◆ **EXERCISE GOAL**: No pictures should appear in the copy; otherwise retype the entries exactly.

◆ **AVAILABLE DATA**:
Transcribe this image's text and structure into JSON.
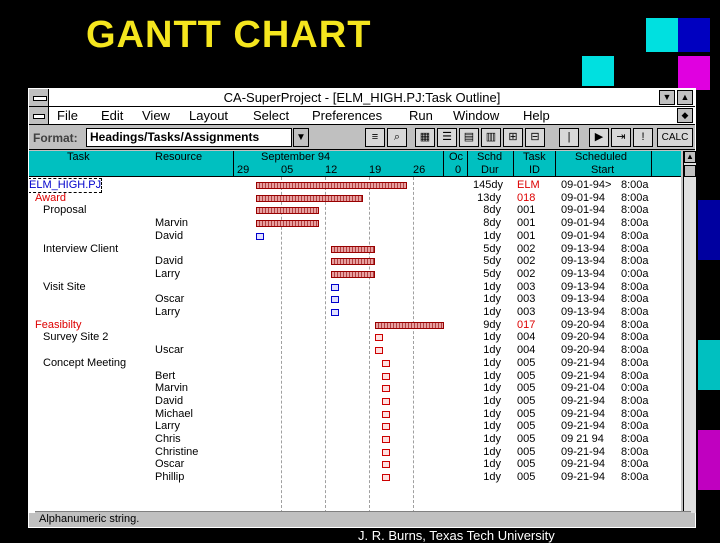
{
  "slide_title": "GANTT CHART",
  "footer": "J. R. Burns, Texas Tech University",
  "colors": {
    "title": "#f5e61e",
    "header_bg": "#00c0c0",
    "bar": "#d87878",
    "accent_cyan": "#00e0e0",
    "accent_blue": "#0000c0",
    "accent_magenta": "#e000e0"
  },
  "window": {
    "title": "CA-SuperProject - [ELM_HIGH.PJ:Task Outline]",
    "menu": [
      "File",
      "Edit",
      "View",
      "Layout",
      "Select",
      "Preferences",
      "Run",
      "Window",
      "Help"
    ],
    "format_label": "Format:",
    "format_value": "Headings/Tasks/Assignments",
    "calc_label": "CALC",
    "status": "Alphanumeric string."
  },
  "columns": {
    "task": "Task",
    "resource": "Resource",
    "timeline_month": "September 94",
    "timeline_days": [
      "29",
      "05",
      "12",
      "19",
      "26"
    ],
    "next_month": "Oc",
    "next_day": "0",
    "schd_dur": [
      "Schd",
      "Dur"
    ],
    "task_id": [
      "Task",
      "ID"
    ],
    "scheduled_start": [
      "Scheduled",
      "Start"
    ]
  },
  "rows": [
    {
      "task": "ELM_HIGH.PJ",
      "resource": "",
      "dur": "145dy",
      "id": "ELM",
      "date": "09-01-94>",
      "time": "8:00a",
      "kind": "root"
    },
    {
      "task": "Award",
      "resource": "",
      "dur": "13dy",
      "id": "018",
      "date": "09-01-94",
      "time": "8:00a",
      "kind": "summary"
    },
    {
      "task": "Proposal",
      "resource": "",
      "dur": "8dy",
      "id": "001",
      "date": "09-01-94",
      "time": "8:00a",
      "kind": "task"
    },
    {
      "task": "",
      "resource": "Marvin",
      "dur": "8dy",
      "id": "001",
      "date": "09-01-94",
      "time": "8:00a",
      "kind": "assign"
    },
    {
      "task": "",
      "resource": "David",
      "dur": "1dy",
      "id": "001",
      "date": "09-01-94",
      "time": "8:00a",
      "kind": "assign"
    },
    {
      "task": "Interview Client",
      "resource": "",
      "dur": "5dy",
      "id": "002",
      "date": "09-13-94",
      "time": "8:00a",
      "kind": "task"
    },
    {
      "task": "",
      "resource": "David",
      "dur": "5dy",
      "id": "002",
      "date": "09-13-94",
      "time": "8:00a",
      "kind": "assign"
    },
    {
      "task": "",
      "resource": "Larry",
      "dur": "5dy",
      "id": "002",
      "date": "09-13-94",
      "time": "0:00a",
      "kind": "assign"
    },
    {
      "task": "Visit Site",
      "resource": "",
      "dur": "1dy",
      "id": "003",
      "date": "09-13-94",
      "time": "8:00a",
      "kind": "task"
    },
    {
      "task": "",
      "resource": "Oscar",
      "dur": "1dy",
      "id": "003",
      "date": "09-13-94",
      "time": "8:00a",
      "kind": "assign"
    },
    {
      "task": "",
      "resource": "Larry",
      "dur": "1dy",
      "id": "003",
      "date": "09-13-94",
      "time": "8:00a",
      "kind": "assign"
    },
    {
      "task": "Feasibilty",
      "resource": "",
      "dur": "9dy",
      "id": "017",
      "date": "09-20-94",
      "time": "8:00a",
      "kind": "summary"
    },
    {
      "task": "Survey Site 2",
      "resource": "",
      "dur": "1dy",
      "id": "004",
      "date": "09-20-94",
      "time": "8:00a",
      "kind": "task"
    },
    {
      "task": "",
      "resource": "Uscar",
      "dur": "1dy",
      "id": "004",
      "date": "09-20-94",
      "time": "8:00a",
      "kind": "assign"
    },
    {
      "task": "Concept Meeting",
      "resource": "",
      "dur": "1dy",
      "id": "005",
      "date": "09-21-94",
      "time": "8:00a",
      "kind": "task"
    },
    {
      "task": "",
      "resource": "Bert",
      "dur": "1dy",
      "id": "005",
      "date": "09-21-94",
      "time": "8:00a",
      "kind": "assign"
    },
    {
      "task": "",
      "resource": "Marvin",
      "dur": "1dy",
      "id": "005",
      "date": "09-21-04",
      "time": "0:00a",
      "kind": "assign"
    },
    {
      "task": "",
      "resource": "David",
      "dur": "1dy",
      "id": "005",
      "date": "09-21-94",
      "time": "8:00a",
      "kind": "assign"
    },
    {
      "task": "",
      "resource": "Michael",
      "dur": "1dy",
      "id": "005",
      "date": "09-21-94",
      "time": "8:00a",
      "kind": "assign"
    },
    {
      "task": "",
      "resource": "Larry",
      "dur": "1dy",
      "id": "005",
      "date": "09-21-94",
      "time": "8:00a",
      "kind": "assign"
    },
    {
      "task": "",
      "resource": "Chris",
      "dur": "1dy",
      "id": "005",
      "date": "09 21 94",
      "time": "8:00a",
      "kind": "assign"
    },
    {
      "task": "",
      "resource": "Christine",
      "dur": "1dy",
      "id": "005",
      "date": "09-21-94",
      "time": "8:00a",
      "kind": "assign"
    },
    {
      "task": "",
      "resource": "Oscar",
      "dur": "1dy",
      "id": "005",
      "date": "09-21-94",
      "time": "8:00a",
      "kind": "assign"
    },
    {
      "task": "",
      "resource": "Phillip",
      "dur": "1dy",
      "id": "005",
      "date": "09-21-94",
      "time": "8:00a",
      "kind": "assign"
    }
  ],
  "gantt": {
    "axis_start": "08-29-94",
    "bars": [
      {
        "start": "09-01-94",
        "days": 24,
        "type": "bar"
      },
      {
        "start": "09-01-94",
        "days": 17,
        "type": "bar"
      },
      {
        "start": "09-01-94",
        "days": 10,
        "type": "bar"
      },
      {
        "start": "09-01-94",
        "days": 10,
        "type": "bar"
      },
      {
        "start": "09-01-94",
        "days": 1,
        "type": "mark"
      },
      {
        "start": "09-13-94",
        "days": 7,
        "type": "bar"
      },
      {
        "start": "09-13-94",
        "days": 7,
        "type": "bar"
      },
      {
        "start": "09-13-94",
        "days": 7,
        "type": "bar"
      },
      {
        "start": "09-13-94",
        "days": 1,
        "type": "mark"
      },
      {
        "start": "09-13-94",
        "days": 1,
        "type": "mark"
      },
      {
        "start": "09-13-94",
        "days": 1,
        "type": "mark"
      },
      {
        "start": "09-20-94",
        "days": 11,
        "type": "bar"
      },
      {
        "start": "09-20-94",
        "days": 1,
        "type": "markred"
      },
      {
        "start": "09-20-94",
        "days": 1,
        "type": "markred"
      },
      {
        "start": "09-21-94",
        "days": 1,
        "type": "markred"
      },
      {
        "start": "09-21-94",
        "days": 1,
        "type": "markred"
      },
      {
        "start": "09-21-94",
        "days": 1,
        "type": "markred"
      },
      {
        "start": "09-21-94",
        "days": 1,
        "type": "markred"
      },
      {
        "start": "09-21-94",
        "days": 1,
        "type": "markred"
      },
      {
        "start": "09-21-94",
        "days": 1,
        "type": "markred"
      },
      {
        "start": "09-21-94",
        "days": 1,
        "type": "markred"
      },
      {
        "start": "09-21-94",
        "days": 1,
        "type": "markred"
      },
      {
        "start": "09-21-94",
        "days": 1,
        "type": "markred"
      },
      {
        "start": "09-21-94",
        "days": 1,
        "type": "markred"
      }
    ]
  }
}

◆ **FINISHED TASK**:
Transcribe this image's text and structure into JSON.
{
  "slide_title": "GANTT CHART",
  "footer": "J. R. Burns, Texas Tech University",
  "colors": {
    "title": "#f5e61e",
    "header_bg": "#00c0c0",
    "bar": "#d87878",
    "accent_cyan": "#00e0e0",
    "accent_blue": "#0000c0",
    "accent_magenta": "#e000e0"
  },
  "window": {
    "title": "CA-SuperProject - [ELM_HIGH.PJ:Task Outline]",
    "menu": [
      "File",
      "Edit",
      "View",
      "Layout",
      "Select",
      "Preferences",
      "Run",
      "Window",
      "Help"
    ],
    "format_label": "Format:",
    "format_value": "Headings/Tasks/Assignments",
    "calc_label": "CALC",
    "status": "Alphanumeric string."
  },
  "columns": {
    "task": "Task",
    "resource": "Resource",
    "timeline_month": "September 94",
    "timeline_days": [
      "29",
      "05",
      "12",
      "19",
      "26"
    ],
    "next_month": "Oc",
    "next_day": "0",
    "schd_dur": [
      "Schd",
      "Dur"
    ],
    "task_id": [
      "Task",
      "ID"
    ],
    "scheduled_start": [
      "Scheduled",
      "Start"
    ]
  },
  "rows": [
    {
      "task": "ELM_HIGH.PJ",
      "resource": "",
      "dur": "145dy",
      "id": "ELM",
      "date": "09-01-94>",
      "time": "8:00a",
      "kind": "root"
    },
    {
      "task": "Award",
      "resource": "",
      "dur": "13dy",
      "id": "018",
      "date": "09-01-94",
      "time": "8:00a",
      "kind": "summary"
    },
    {
      "task": "Proposal",
      "resource": "",
      "dur": "8dy",
      "id": "001",
      "date": "09-01-94",
      "time": "8:00a",
      "kind": "task"
    },
    {
      "task": "",
      "resource": "Marvin",
      "dur": "8dy",
      "id": "001",
      "date": "09-01-94",
      "time": "8:00a",
      "kind": "assign"
    },
    {
      "task": "",
      "resource": "David",
      "dur": "1dy",
      "id": "001",
      "date": "09-01-94",
      "time": "8:00a",
      "kind": "assign"
    },
    {
      "task": "Interview Client",
      "resource": "",
      "dur": "5dy",
      "id": "002",
      "date": "09-13-94",
      "time": "8:00a",
      "kind": "task"
    },
    {
      "task": "",
      "resource": "David",
      "dur": "5dy",
      "id": "002",
      "date": "09-13-94",
      "time": "8:00a",
      "kind": "assign"
    },
    {
      "task": "",
      "resource": "Larry",
      "dur": "5dy",
      "id": "002",
      "date": "09-13-94",
      "time": "0:00a",
      "kind": "assign"
    },
    {
      "task": "Visit Site",
      "resource": "",
      "dur": "1dy",
      "id": "003",
      "date": "09-13-94",
      "time": "8:00a",
      "kind": "task"
    },
    {
      "task": "",
      "resource": "Oscar",
      "dur": "1dy",
      "id": "003",
      "date": "09-13-94",
      "time": "8:00a",
      "kind": "assign"
    },
    {
      "task": "",
      "resource": "Larry",
      "dur": "1dy",
      "id": "003",
      "date": "09-13-94",
      "time": "8:00a",
      "kind": "assign"
    },
    {
      "task": "Feasibilty",
      "resource": "",
      "dur": "9dy",
      "id": "017",
      "date": "09-20-94",
      "time": "8:00a",
      "kind": "summary"
    },
    {
      "task": "Survey Site 2",
      "resource": "",
      "dur": "1dy",
      "id": "004",
      "date": "09-20-94",
      "time": "8:00a",
      "kind": "task"
    },
    {
      "task": "",
      "resource": "Uscar",
      "dur": "1dy",
      "id": "004",
      "date": "09-20-94",
      "time": "8:00a",
      "kind": "assign"
    },
    {
      "task": "Concept Meeting",
      "resource": "",
      "dur": "1dy",
      "id": "005",
      "date": "09-21-94",
      "time": "8:00a",
      "kind": "task"
    },
    {
      "task": "",
      "resource": "Bert",
      "dur": "1dy",
      "id": "005",
      "date": "09-21-94",
      "time": "8:00a",
      "kind": "assign"
    },
    {
      "task": "",
      "resource": "Marvin",
      "dur": "1dy",
      "id": "005",
      "date": "09-21-04",
      "time": "0:00a",
      "kind": "assign"
    },
    {
      "task": "",
      "resource": "David",
      "dur": "1dy",
      "id": "005",
      "date": "09-21-94",
      "time": "8:00a",
      "kind": "assign"
    },
    {
      "task": "",
      "resource": "Michael",
      "dur": "1dy",
      "id": "005",
      "date": "09-21-94",
      "time": "8:00a",
      "kind": "assign"
    },
    {
      "task": "",
      "resource": "Larry",
      "dur": "1dy",
      "id": "005",
      "date": "09-21-94",
      "time": "8:00a",
      "kind": "assign"
    },
    {
      "task": "",
      "resource": "Chris",
      "dur": "1dy",
      "id": "005",
      "date": "09 21 94",
      "time": "8:00a",
      "kind": "assign"
    },
    {
      "task": "",
      "resource": "Christine",
      "dur": "1dy",
      "id": "005",
      "date": "09-21-94",
      "time": "8:00a",
      "kind": "assign"
    },
    {
      "task": "",
      "resource": "Oscar",
      "dur": "1dy",
      "id": "005",
      "date": "09-21-94",
      "time": "8:00a",
      "kind": "assign"
    },
    {
      "task": "",
      "resource": "Phillip",
      "dur": "1dy",
      "id": "005",
      "date": "09-21-94",
      "time": "8:00a",
      "kind": "assign"
    }
  ],
  "gantt": {
    "axis_start": "08-29-94",
    "bars": [
      {
        "start": "09-01-94",
        "days": 24,
        "type": "bar"
      },
      {
        "start": "09-01-94",
        "days": 17,
        "type": "bar"
      },
      {
        "start": "09-01-94",
        "days": 10,
        "type": "bar"
      },
      {
        "start": "09-01-94",
        "days": 10,
        "type": "bar"
      },
      {
        "start": "09-01-94",
        "days": 1,
        "type": "mark"
      },
      {
        "start": "09-13-94",
        "days": 7,
        "type": "bar"
      },
      {
        "start": "09-13-94",
        "days": 7,
        "type": "bar"
      },
      {
        "start": "09-13-94",
        "days": 7,
        "type": "bar"
      },
      {
        "start": "09-13-94",
        "days": 1,
        "type": "mark"
      },
      {
        "start": "09-13-94",
        "days": 1,
        "type": "mark"
      },
      {
        "start": "09-13-94",
        "days": 1,
        "type": "mark"
      },
      {
        "start": "09-20-94",
        "days": 11,
        "type": "bar"
      },
      {
        "start": "09-20-94",
        "days": 1,
        "type": "markred"
      },
      {
        "start": "09-20-94",
        "days": 1,
        "type": "markred"
      },
      {
        "start": "09-21-94",
        "days": 1,
        "type": "markred"
      },
      {
        "start": "09-21-94",
        "days": 1,
        "type": "markred"
      },
      {
        "start": "09-21-94",
        "days": 1,
        "type": "markred"
      },
      {
        "start": "09-21-94",
        "days": 1,
        "type": "markred"
      },
      {
        "start": "09-21-94",
        "days": 1,
        "type": "markred"
      },
      {
        "start": "09-21-94",
        "days": 1,
        "type": "markred"
      },
      {
        "start": "09-21-94",
        "days": 1,
        "type": "markred"
      },
      {
        "start": "09-21-94",
        "days": 1,
        "type": "markred"
      },
      {
        "start": "09-21-94",
        "days": 1,
        "type": "markred"
      },
      {
        "start": "09-21-94",
        "days": 1,
        "type": "markred"
      }
    ]
  }
}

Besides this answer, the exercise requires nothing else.